The Security Council voted unanimously on Tuesday, July 3, o extend the UN's humanitarian program n Iraq for five months, after backing away from a showdown over sanctions reform.
A senior Iraqi official warned Tuesday that Baghdad could still refuse to resume oil exports if there is any mention of "smart sanctions" in a UN resolution, but OPEC leaders dismissed the threat.
Key members of the OPEC oil-producing cartel vowed to do whatever is necessary to stabilize crude prices around their target price of $25 (€29) per barrel, whether Iraq resumes exports immediately or not.
"We should see Iraq coming back within the next few weeks," OPEC president Chakib Khelil said after a formal meeting of the 11-member grouping in Vienna. "There's no doubt that Iraq will be coming back," he added.
Iraq's representative at the meeting was less sure. "Iraq will reject any UN resolution if it contains mention of the US-British smart sanctions draft," said Saddam Hassan, head of the Iraqi national oil company Somo.
But another Iraqi source, requesting anonymity, agreed that: "We hope to be back on the market as soon as possible."
Iraq suspended its UN-administered exports last month in protest at the proposed smart sanctions. Britain and the United States agreed Monday to drop their proposals, after Russia objected.
Hassan, pressed on whether Iraq was prepared to continue its suspension of exports, said: "It will have to be studied by the political authorities of Iraq. We don't know yet." He said Iraq would insist that the oil-for-food regime would only satisfy it if it remained "exactly as it was."
But Saudi Oil Minister Ali Al-Nuaimi, OPEC's kingpin, said it was irrelevant whether or not Iraq resumes its exports, suspended last month. "It's not really relevant. We are focused on the market regardless of whether there is a shortage or a glut. We at OPEC will take the necessary steps to keep the price within the band."
"We have the mechanism, the will and the capacity to act," he added, referring to an OPEC price-band mechanism designed to keep prices within a range of $22-$28 a barrel.

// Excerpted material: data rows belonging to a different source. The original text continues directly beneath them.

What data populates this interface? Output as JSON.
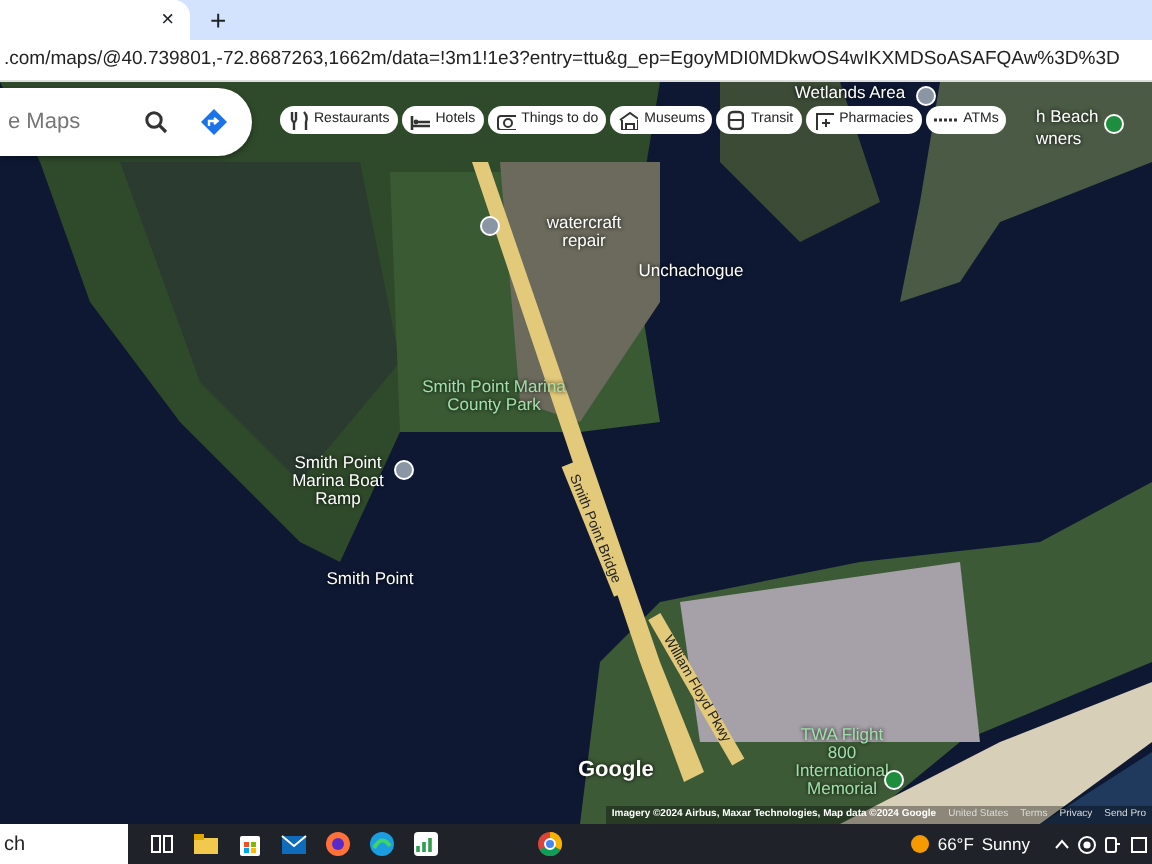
{
  "browser": {
    "tab_close": "×",
    "new_tab": "+",
    "url": ".com/maps/@40.739801,-72.8687263,1662m/data=!3m1!1e3?entry=ttu&g_ep=EgoyMDI0MDkwOS4wIKXMDSoASAFQAw%3D%3D"
  },
  "map": {
    "search": {
      "placeholder": "e Maps"
    },
    "chips": [
      {
        "kind": "restaurant",
        "label": "Restaurants"
      },
      {
        "kind": "hotel",
        "label": "Hotels"
      },
      {
        "kind": "camera",
        "label": "Things to do"
      },
      {
        "kind": "museum",
        "label": "Museums"
      },
      {
        "kind": "transit",
        "label": "Transit"
      },
      {
        "kind": "pharmacy",
        "label": "Pharmacies"
      },
      {
        "kind": "atm",
        "label": "ATMs"
      }
    ],
    "places": [
      {
        "kind": "place",
        "label": "Wetlands Area",
        "pinned": true
      },
      {
        "kind": "place",
        "label": "watercraft repair",
        "pinned": true
      },
      {
        "kind": "place",
        "label": "Unchachogue",
        "pinned": false
      },
      {
        "kind": "park",
        "label": "Smith Point Marina County Park",
        "pinned": false
      },
      {
        "kind": "place",
        "label": "Smith Point Marina Boat Ramp",
        "pinned": true
      },
      {
        "kind": "place",
        "label": "Smith Point",
        "pinned": false
      },
      {
        "kind": "road",
        "label": "Smith Point Bridge",
        "pinned": false
      },
      {
        "kind": "road",
        "label": "William Floyd Pkwy",
        "pinned": false
      },
      {
        "kind": "park",
        "label": "TWA Flight 800 International Memorial",
        "pinned": true
      },
      {
        "kind": "beach",
        "label": "h Beach",
        "pinned": true
      },
      {
        "kind": "beach",
        "label": "wners",
        "pinned": false
      }
    ],
    "logo": "Google",
    "attribution": [
      "Imagery ©2024 Airbus, Maxar Technologies, Map data ©2024 Google",
      "United States",
      "Terms",
      "Privacy",
      "Send Pro"
    ]
  },
  "taskbar": {
    "search": "ch",
    "weather": {
      "temperature": "66°F",
      "condition": "Sunny"
    }
  }
}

The Iraqi official, standing in for Iraqi Oil Minister Amer Rasheed, made his comments as the UN Security Council was discussing extending the UN's humanitarian program in Iraq. In New York, the Council adjourned talks after about 90 minutes Tuesday, saying it was close to an agreement but "slight differences" remained.
One Western diplomat said Britain was under pressure to drop wording from the draft reiterating the council's commitment to the principle of reforming its 11-year-old Iraqi sanctions regime.
Iranian Oil Minister Bijan Namdar Zangeneh meanwhile expressed hope that Baghdad would soon resume its crude exports, suspended last month in a row over the proposed modification of the UN sanctions. "I do believe that Iraq will come back on the market very soon," he told reporters.
Al-Nuaimi meanwhile reaffirmed the cartel's objective of keeping crude prices around $25 a barrel by automatically increasing or cutting production depending on price fluctuations. "The $25 price is a fair price for both producers and consumers," he said. "We have a target in mind, we have a band in place, we will take any action whenever necessary," he said. ― (AFP, Vienna)
by Geraldine Amiel
© Agence France Presse 2001
© 2001 Mena Report (www.menareport.com)